There are mega mansions and then there are mega mansions worth $500 million. Loot is all about the latter.
Streaming series Loot has something its rivals can’t boast – a $US500 million mansion.
“It was listed as the most expensive property ever [listed] in human existence,” Loot co-creator Alan Yang told news.com.au. “When we were researching and location scouting, we were finding these places and saying, ‘Yeah, that’s a $40 million or $50 million mansion, what’s the next level?’
“So we pushed the crew to go deeper and deeper and bigger and bigger.”
Loot, as the name implies, plays in an uber wealthy sandbox. Its lead character is a woman named Molly (Maya Rudolph), who discovers her tech mogul husband’s (Adam Scott) infidelity after 20 years of a life together.

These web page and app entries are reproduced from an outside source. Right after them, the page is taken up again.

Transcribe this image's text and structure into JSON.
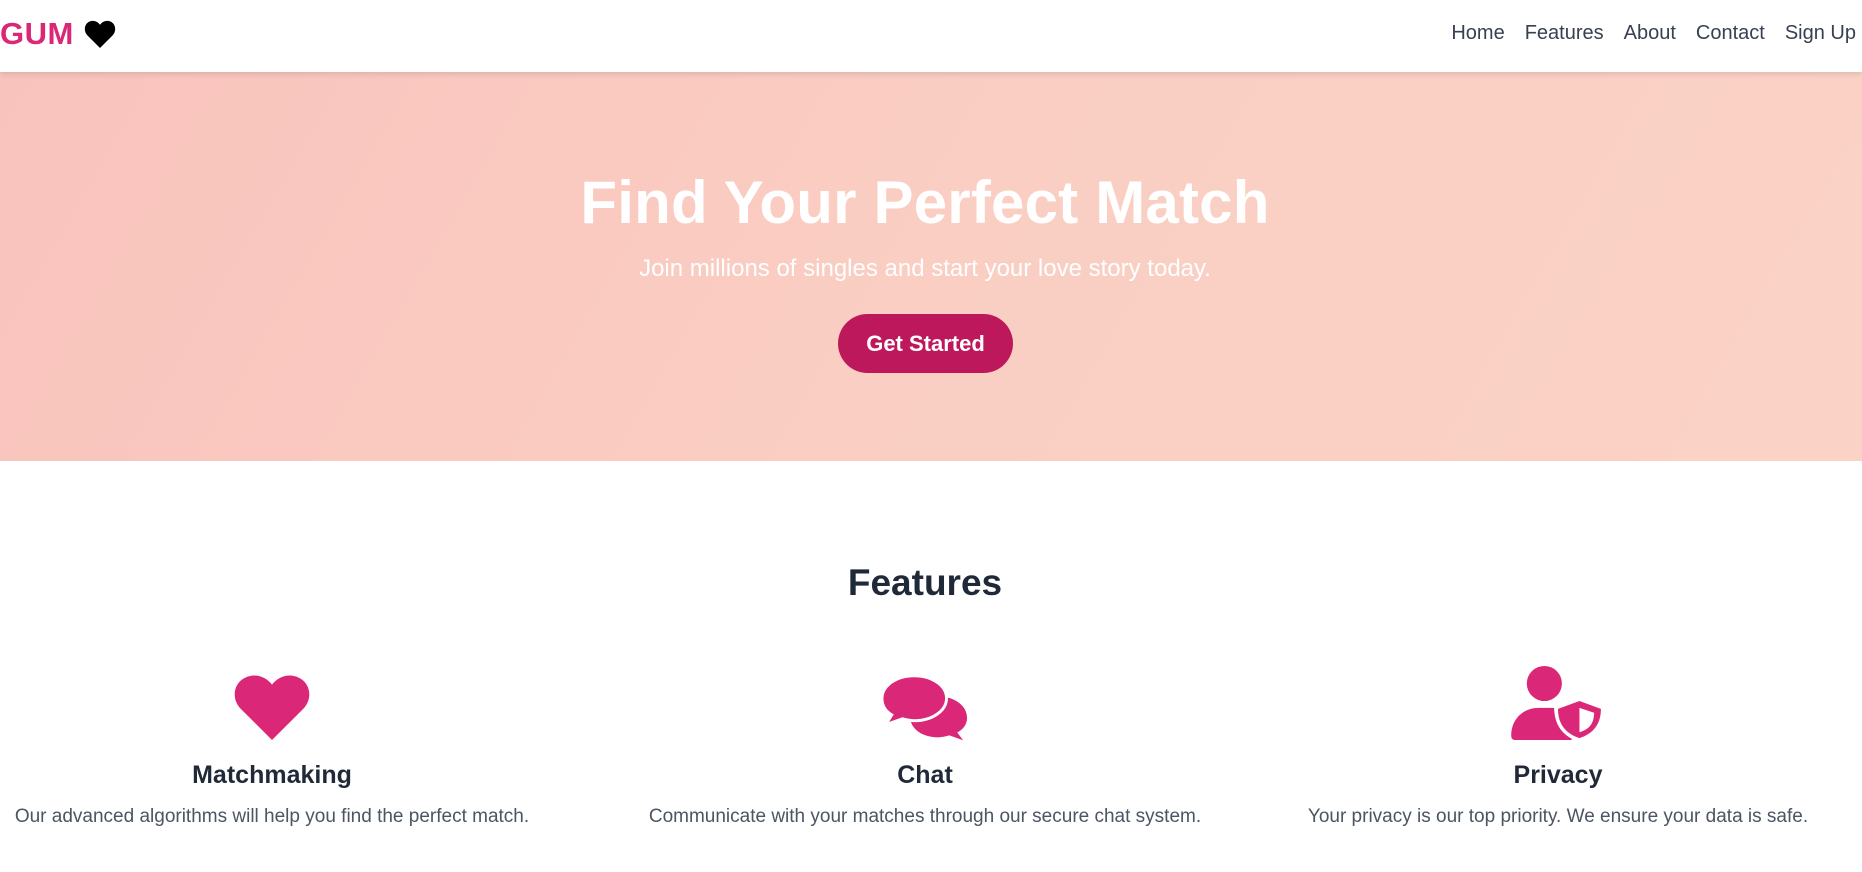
{
  "brand": {
    "name": "GUM",
    "color": "#db2777"
  },
  "nav": {
    "items": [
      {
        "label": "Home"
      },
      {
        "label": "Features"
      },
      {
        "label": "About"
      },
      {
        "label": "Contact"
      },
      {
        "label": "Sign Up"
      }
    ]
  },
  "hero": {
    "title": "Find Your Perfect Match",
    "subtitle": "Join millions of singles and start your love story today.",
    "cta_label": "Get Started",
    "background_color": "#facfc3",
    "button_color": "#be185d"
  },
  "features": {
    "heading": "Features",
    "accent_color": "#db2777",
    "items": [
      {
        "icon": "heart-icon",
        "title": "Matchmaking",
        "text": "Our advanced algorithms will help you find the perfect match."
      },
      {
        "icon": "chat-bubbles-icon",
        "title": "Chat",
        "text": "Communicate with your matches through our secure chat system."
      },
      {
        "icon": "user-shield-icon",
        "title": "Privacy",
        "text": "Your privacy is our top priority. We ensure your data is safe."
      }
    ]
  }
}
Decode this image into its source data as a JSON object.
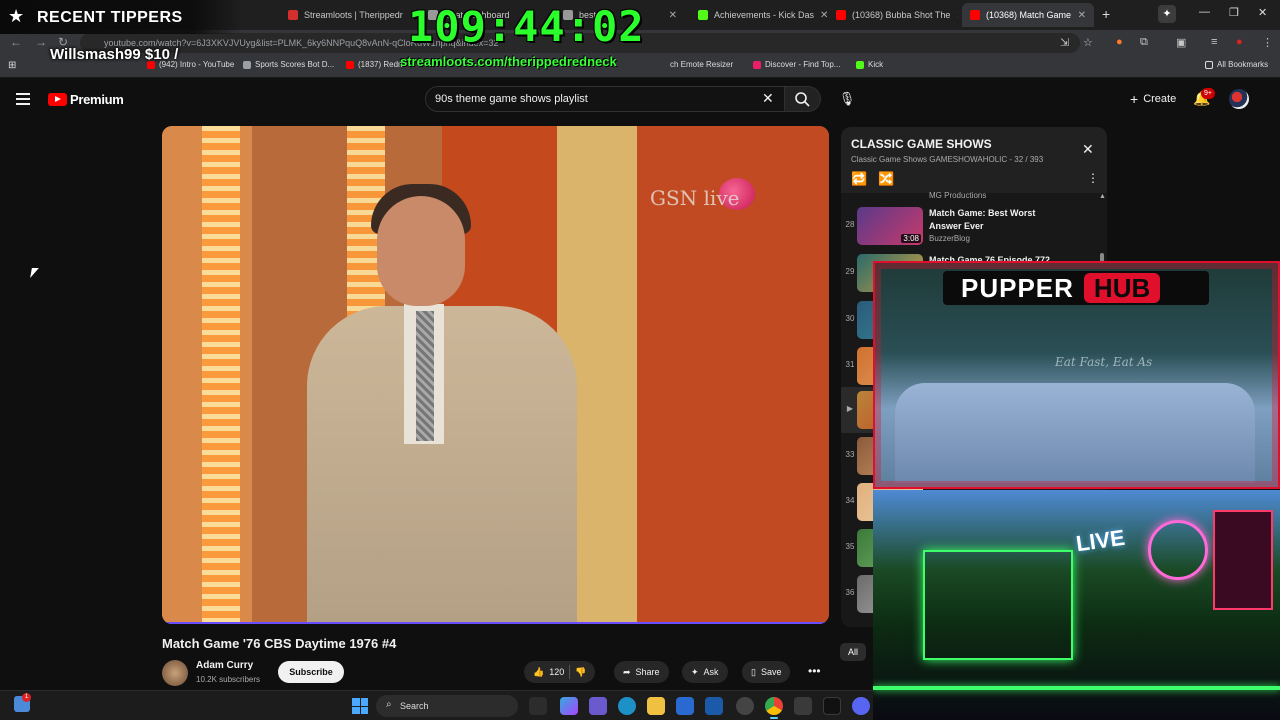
{
  "browser": {
    "tabs": [
      {
        "title": "Streamloots | Therippedr",
        "color": "#d32f2f",
        "active": false
      },
      {
        "title": "Chat  Dashboard",
        "color": "#999999",
        "active": false
      },
      {
        "title": "best C",
        "color": "#999999",
        "active": false
      },
      {
        "title": "Achievements - Kick Das",
        "color": "#53fc18",
        "active": false
      },
      {
        "title": "(10368) Bubba Shot The",
        "color": "#ff0000",
        "active": false
      },
      {
        "title": "(10368) Match Game",
        "color": "#ff0000",
        "active": true
      }
    ],
    "url": "youtube.com/watch?v=6J3XKVJVUyg&list=PLMK_6ky6NNPquQ8vAnN-qCloRdW1npnq&index=32",
    "bookmarks": [
      {
        "label": "(942) Intro - YouTube",
        "color": "#ff0000"
      },
      {
        "label": "Sports Scores Bot D...",
        "color": "#9aa0a6"
      },
      {
        "label": "(1837) Redm",
        "color": "#ff0000"
      },
      {
        "label": "ch Emote Resizer",
        "color": "#9aa0a6"
      },
      {
        "label": "Discover - Find Top...",
        "color": "#e91e63"
      },
      {
        "label": "Kick",
        "color": "#53fc18"
      }
    ],
    "all_bookmarks": "All Bookmarks"
  },
  "youtube": {
    "brand": "Premium",
    "search_value": "90s theme game shows playlist",
    "create_label": "Create",
    "notif_count": "9+"
  },
  "video": {
    "title": "Match Game '76 CBS Daytime 1976 #4",
    "watermark": "GSN live",
    "channel": "Adam Curry",
    "subscribers": "10.2K subscribers",
    "subscribe_label": "Subscribe",
    "likes": "120",
    "share_label": "Share",
    "ask_label": "Ask",
    "save_label": "Save"
  },
  "playlist": {
    "title": "CLASSIC GAME SHOWS",
    "subtitle": "Classic Game Shows GAMESHOWAHOLIC - 32 / 393",
    "partial_channel": "MG Productions",
    "items": [
      {
        "index": "28",
        "title": "Match Game: Best Worst Answer Ever",
        "channel": "BuzzerBlog",
        "duration": "3:08"
      },
      {
        "index": "29",
        "title": "Match Game 76 Episode 772",
        "channel": "",
        "duration": ""
      },
      {
        "index": "30",
        "title": "",
        "channel": "",
        "duration": ""
      },
      {
        "index": "31",
        "title": "",
        "channel": "",
        "duration": ""
      },
      {
        "index": "▶",
        "title": "",
        "channel": "",
        "duration": ""
      },
      {
        "index": "33",
        "title": "",
        "channel": "",
        "duration": ""
      },
      {
        "index": "34",
        "title": "",
        "channel": "",
        "duration": ""
      },
      {
        "index": "35",
        "title": "",
        "channel": "",
        "duration": ""
      },
      {
        "index": "36",
        "title": "",
        "channel": "",
        "duration": ""
      }
    ],
    "all_chip": "All"
  },
  "overlay": {
    "recent_tippers_label": "RECENT TIPPERS",
    "latest_tip": "Willsmash99 $10 /",
    "timer": "109:44:02",
    "streamloots_url": "streamloots.com/therippedredneck",
    "pupper": "PUPPER",
    "hub": "HUB",
    "wall_text": "Eat Fast, Eat As",
    "room_live": "LIVE"
  },
  "taskbar": {
    "search_placeholder": "Search",
    "widget_badge": "1"
  }
}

In the ensuing divorce, she walks away with $87 billion – and a compulsion to find her purpose and herself through her charitable foundation.
Hence, the eye-popping, unfathomably expensive mega mansion. The location is a real-life house (if you can even call it a house) in Los Angeles called “The One”. It has seven pools, a 50-car garage and its own nightclub.
The super yachts, private jets and mega mansions world of Loot is a far stretch from the small government offices of Parks and Recreation, where Yang and his co-creator Matt Hubbard first worked together.
Since then, Emmy winner Yang has been behind some of the most lauded works of the past decade including the auteur-driven Master of None, the philosophical Forever and the personal film Tigertail, which was based on his father’s experiences migrating to the US from Taiwan.
But with Loot, he and Hubbard wanted to do something different, something more fun and something with a higher laughs-per-minute ratio.
“We talked about wanting to do another workplace comedy. We both worked on Parks and Matt had worked on 30 Rock. Those shows are really fun and they ended up touching a lot of people.
“This project was a fun idea and a nice change of pace, a little bit broader. We wanted to make a fun, funny show that also had some ideas and heart behind it, but something that’s just a bit of fun to watch.
“For me personally, I’d come off a couple of more dramatic piece and, over the past couple of years, the world is going through a lot more drama – a cataclysmic pandemic, insurrection, recession, gas prices are a million dollars a gallon. Can you come home and put on a show that makes you laugh and brings you a little bit of joy?
“We definitely wanted to go a little more comedy-forward. We kind of missed the time when comedy was a little bit more straightforwardly funny.”
While Yang doesn’t explicitly namecheck Melinda Gates and Mackenzie Scott, the now former wives of Bill Gates and Jeff Bezos respectively, Yang does refer to the “real life analogs” to the character of Molly.
Rudolph had already worked with Yang and Hubbard on Forever, so they knew she could pull off the comedy and the pathos of a woman who has emerged from an emotional trauma and a long-term relationship to find herself on her own, cashed up and with a journey of self-discovery.
“We don’t have billions of dollars, well most of us don’t, and we don’t have access to that sort of wealth but I think everyone can relate to a break-up, and with someone you built a life with for 20 years.
“What is the challenge in your life coming back from that? Especially when you add on top of that, your spouse or partner was this person who was your whole world, and was such an important, powerful figure on a global scale and in some ways, you’ve been that person’s plus-one.
“In the back of your mind, in the deep, dark recesses of when you’re going to bed at night, you’ve probably thought, ‘Is there more to life than this? Is there something more I can offer, as me?’
“This character is asking herself, ‘Do I have a greater purpose, is there somewhere else I can go, what’s the rest of my journey?’”
That’s the heart of Loot. The ideas part comes in stealthily challenging the effect of extreme wealth, examining it through how Molly’s personal journey intersects with awareness of widening inequality.
“I know that sounds grand in some ways but that’s the best case scenario in this show. It’s a kind of Trojan horse, this idea of taking a look at why inequality is taking place, who these billionaires are, what they’re doing with the world.
“If you make it to the finale of season one, you’ll see that even Molly herself goes under some sort of reckoning and has a little bit of change.”
Loot is streaming now on Apple TV+